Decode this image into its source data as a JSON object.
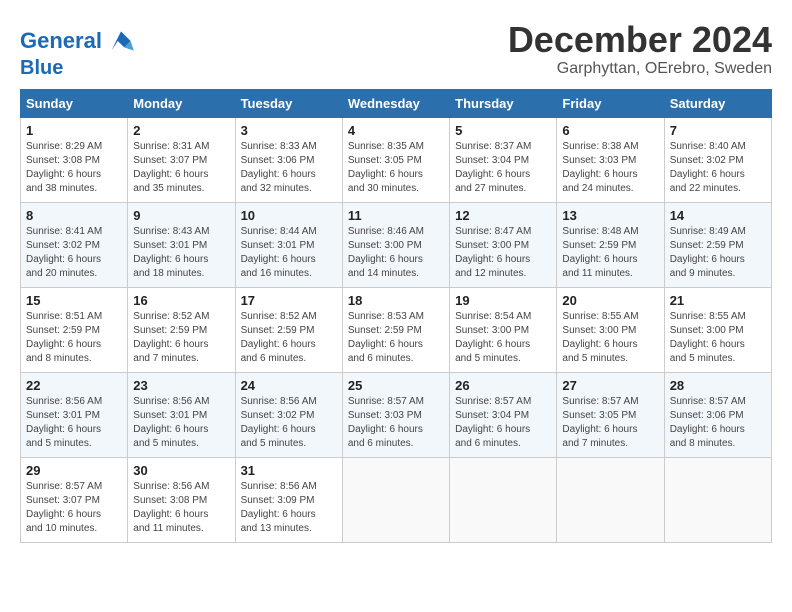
{
  "header": {
    "logo_line1": "General",
    "logo_line2": "Blue",
    "month_title": "December 2024",
    "location": "Garphyttan, OErebro, Sweden"
  },
  "days_of_week": [
    "Sunday",
    "Monday",
    "Tuesday",
    "Wednesday",
    "Thursday",
    "Friday",
    "Saturday"
  ],
  "weeks": [
    [
      {
        "day": 1,
        "info": "Sunrise: 8:29 AM\nSunset: 3:08 PM\nDaylight: 6 hours\nand 38 minutes."
      },
      {
        "day": 2,
        "info": "Sunrise: 8:31 AM\nSunset: 3:07 PM\nDaylight: 6 hours\nand 35 minutes."
      },
      {
        "day": 3,
        "info": "Sunrise: 8:33 AM\nSunset: 3:06 PM\nDaylight: 6 hours\nand 32 minutes."
      },
      {
        "day": 4,
        "info": "Sunrise: 8:35 AM\nSunset: 3:05 PM\nDaylight: 6 hours\nand 30 minutes."
      },
      {
        "day": 5,
        "info": "Sunrise: 8:37 AM\nSunset: 3:04 PM\nDaylight: 6 hours\nand 27 minutes."
      },
      {
        "day": 6,
        "info": "Sunrise: 8:38 AM\nSunset: 3:03 PM\nDaylight: 6 hours\nand 24 minutes."
      },
      {
        "day": 7,
        "info": "Sunrise: 8:40 AM\nSunset: 3:02 PM\nDaylight: 6 hours\nand 22 minutes."
      }
    ],
    [
      {
        "day": 8,
        "info": "Sunrise: 8:41 AM\nSunset: 3:02 PM\nDaylight: 6 hours\nand 20 minutes."
      },
      {
        "day": 9,
        "info": "Sunrise: 8:43 AM\nSunset: 3:01 PM\nDaylight: 6 hours\nand 18 minutes."
      },
      {
        "day": 10,
        "info": "Sunrise: 8:44 AM\nSunset: 3:01 PM\nDaylight: 6 hours\nand 16 minutes."
      },
      {
        "day": 11,
        "info": "Sunrise: 8:46 AM\nSunset: 3:00 PM\nDaylight: 6 hours\nand 14 minutes."
      },
      {
        "day": 12,
        "info": "Sunrise: 8:47 AM\nSunset: 3:00 PM\nDaylight: 6 hours\nand 12 minutes."
      },
      {
        "day": 13,
        "info": "Sunrise: 8:48 AM\nSunset: 2:59 PM\nDaylight: 6 hours\nand 11 minutes."
      },
      {
        "day": 14,
        "info": "Sunrise: 8:49 AM\nSunset: 2:59 PM\nDaylight: 6 hours\nand 9 minutes."
      }
    ],
    [
      {
        "day": 15,
        "info": "Sunrise: 8:51 AM\nSunset: 2:59 PM\nDaylight: 6 hours\nand 8 minutes."
      },
      {
        "day": 16,
        "info": "Sunrise: 8:52 AM\nSunset: 2:59 PM\nDaylight: 6 hours\nand 7 minutes."
      },
      {
        "day": 17,
        "info": "Sunrise: 8:52 AM\nSunset: 2:59 PM\nDaylight: 6 hours\nand 6 minutes."
      },
      {
        "day": 18,
        "info": "Sunrise: 8:53 AM\nSunset: 2:59 PM\nDaylight: 6 hours\nand 6 minutes."
      },
      {
        "day": 19,
        "info": "Sunrise: 8:54 AM\nSunset: 3:00 PM\nDaylight: 6 hours\nand 5 minutes."
      },
      {
        "day": 20,
        "info": "Sunrise: 8:55 AM\nSunset: 3:00 PM\nDaylight: 6 hours\nand 5 minutes."
      },
      {
        "day": 21,
        "info": "Sunrise: 8:55 AM\nSunset: 3:00 PM\nDaylight: 6 hours\nand 5 minutes."
      }
    ],
    [
      {
        "day": 22,
        "info": "Sunrise: 8:56 AM\nSunset: 3:01 PM\nDaylight: 6 hours\nand 5 minutes."
      },
      {
        "day": 23,
        "info": "Sunrise: 8:56 AM\nSunset: 3:01 PM\nDaylight: 6 hours\nand 5 minutes."
      },
      {
        "day": 24,
        "info": "Sunrise: 8:56 AM\nSunset: 3:02 PM\nDaylight: 6 hours\nand 5 minutes."
      },
      {
        "day": 25,
        "info": "Sunrise: 8:57 AM\nSunset: 3:03 PM\nDaylight: 6 hours\nand 6 minutes."
      },
      {
        "day": 26,
        "info": "Sunrise: 8:57 AM\nSunset: 3:04 PM\nDaylight: 6 hours\nand 6 minutes."
      },
      {
        "day": 27,
        "info": "Sunrise: 8:57 AM\nSunset: 3:05 PM\nDaylight: 6 hours\nand 7 minutes."
      },
      {
        "day": 28,
        "info": "Sunrise: 8:57 AM\nSunset: 3:06 PM\nDaylight: 6 hours\nand 8 minutes."
      }
    ],
    [
      {
        "day": 29,
        "info": "Sunrise: 8:57 AM\nSunset: 3:07 PM\nDaylight: 6 hours\nand 10 minutes."
      },
      {
        "day": 30,
        "info": "Sunrise: 8:56 AM\nSunset: 3:08 PM\nDaylight: 6 hours\nand 11 minutes."
      },
      {
        "day": 31,
        "info": "Sunrise: 8:56 AM\nSunset: 3:09 PM\nDaylight: 6 hours\nand 13 minutes."
      },
      null,
      null,
      null,
      null
    ]
  ]
}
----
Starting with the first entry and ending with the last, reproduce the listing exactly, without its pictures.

Decode this image into its source data as a JSON object.
{
  "header": {
    "logo_line1": "General",
    "logo_line2": "Blue",
    "month_title": "December 2024",
    "location": "Garphyttan, OErebro, Sweden"
  },
  "days_of_week": [
    "Sunday",
    "Monday",
    "Tuesday",
    "Wednesday",
    "Thursday",
    "Friday",
    "Saturday"
  ],
  "weeks": [
    [
      {
        "day": 1,
        "info": "Sunrise: 8:29 AM\nSunset: 3:08 PM\nDaylight: 6 hours\nand 38 minutes."
      },
      {
        "day": 2,
        "info": "Sunrise: 8:31 AM\nSunset: 3:07 PM\nDaylight: 6 hours\nand 35 minutes."
      },
      {
        "day": 3,
        "info": "Sunrise: 8:33 AM\nSunset: 3:06 PM\nDaylight: 6 hours\nand 32 minutes."
      },
      {
        "day": 4,
        "info": "Sunrise: 8:35 AM\nSunset: 3:05 PM\nDaylight: 6 hours\nand 30 minutes."
      },
      {
        "day": 5,
        "info": "Sunrise: 8:37 AM\nSunset: 3:04 PM\nDaylight: 6 hours\nand 27 minutes."
      },
      {
        "day": 6,
        "info": "Sunrise: 8:38 AM\nSunset: 3:03 PM\nDaylight: 6 hours\nand 24 minutes."
      },
      {
        "day": 7,
        "info": "Sunrise: 8:40 AM\nSunset: 3:02 PM\nDaylight: 6 hours\nand 22 minutes."
      }
    ],
    [
      {
        "day": 8,
        "info": "Sunrise: 8:41 AM\nSunset: 3:02 PM\nDaylight: 6 hours\nand 20 minutes."
      },
      {
        "day": 9,
        "info": "Sunrise: 8:43 AM\nSunset: 3:01 PM\nDaylight: 6 hours\nand 18 minutes."
      },
      {
        "day": 10,
        "info": "Sunrise: 8:44 AM\nSunset: 3:01 PM\nDaylight: 6 hours\nand 16 minutes."
      },
      {
        "day": 11,
        "info": "Sunrise: 8:46 AM\nSunset: 3:00 PM\nDaylight: 6 hours\nand 14 minutes."
      },
      {
        "day": 12,
        "info": "Sunrise: 8:47 AM\nSunset: 3:00 PM\nDaylight: 6 hours\nand 12 minutes."
      },
      {
        "day": 13,
        "info": "Sunrise: 8:48 AM\nSunset: 2:59 PM\nDaylight: 6 hours\nand 11 minutes."
      },
      {
        "day": 14,
        "info": "Sunrise: 8:49 AM\nSunset: 2:59 PM\nDaylight: 6 hours\nand 9 minutes."
      }
    ],
    [
      {
        "day": 15,
        "info": "Sunrise: 8:51 AM\nSunset: 2:59 PM\nDaylight: 6 hours\nand 8 minutes."
      },
      {
        "day": 16,
        "info": "Sunrise: 8:52 AM\nSunset: 2:59 PM\nDaylight: 6 hours\nand 7 minutes."
      },
      {
        "day": 17,
        "info": "Sunrise: 8:52 AM\nSunset: 2:59 PM\nDaylight: 6 hours\nand 6 minutes."
      },
      {
        "day": 18,
        "info": "Sunrise: 8:53 AM\nSunset: 2:59 PM\nDaylight: 6 hours\nand 6 minutes."
      },
      {
        "day": 19,
        "info": "Sunrise: 8:54 AM\nSunset: 3:00 PM\nDaylight: 6 hours\nand 5 minutes."
      },
      {
        "day": 20,
        "info": "Sunrise: 8:55 AM\nSunset: 3:00 PM\nDaylight: 6 hours\nand 5 minutes."
      },
      {
        "day": 21,
        "info": "Sunrise: 8:55 AM\nSunset: 3:00 PM\nDaylight: 6 hours\nand 5 minutes."
      }
    ],
    [
      {
        "day": 22,
        "info": "Sunrise: 8:56 AM\nSunset: 3:01 PM\nDaylight: 6 hours\nand 5 minutes."
      },
      {
        "day": 23,
        "info": "Sunrise: 8:56 AM\nSunset: 3:01 PM\nDaylight: 6 hours\nand 5 minutes."
      },
      {
        "day": 24,
        "info": "Sunrise: 8:56 AM\nSunset: 3:02 PM\nDaylight: 6 hours\nand 5 minutes."
      },
      {
        "day": 25,
        "info": "Sunrise: 8:57 AM\nSunset: 3:03 PM\nDaylight: 6 hours\nand 6 minutes."
      },
      {
        "day": 26,
        "info": "Sunrise: 8:57 AM\nSunset: 3:04 PM\nDaylight: 6 hours\nand 6 minutes."
      },
      {
        "day": 27,
        "info": "Sunrise: 8:57 AM\nSunset: 3:05 PM\nDaylight: 6 hours\nand 7 minutes."
      },
      {
        "day": 28,
        "info": "Sunrise: 8:57 AM\nSunset: 3:06 PM\nDaylight: 6 hours\nand 8 minutes."
      }
    ],
    [
      {
        "day": 29,
        "info": "Sunrise: 8:57 AM\nSunset: 3:07 PM\nDaylight: 6 hours\nand 10 minutes."
      },
      {
        "day": 30,
        "info": "Sunrise: 8:56 AM\nSunset: 3:08 PM\nDaylight: 6 hours\nand 11 minutes."
      },
      {
        "day": 31,
        "info": "Sunrise: 8:56 AM\nSunset: 3:09 PM\nDaylight: 6 hours\nand 13 minutes."
      },
      null,
      null,
      null,
      null
    ]
  ]
}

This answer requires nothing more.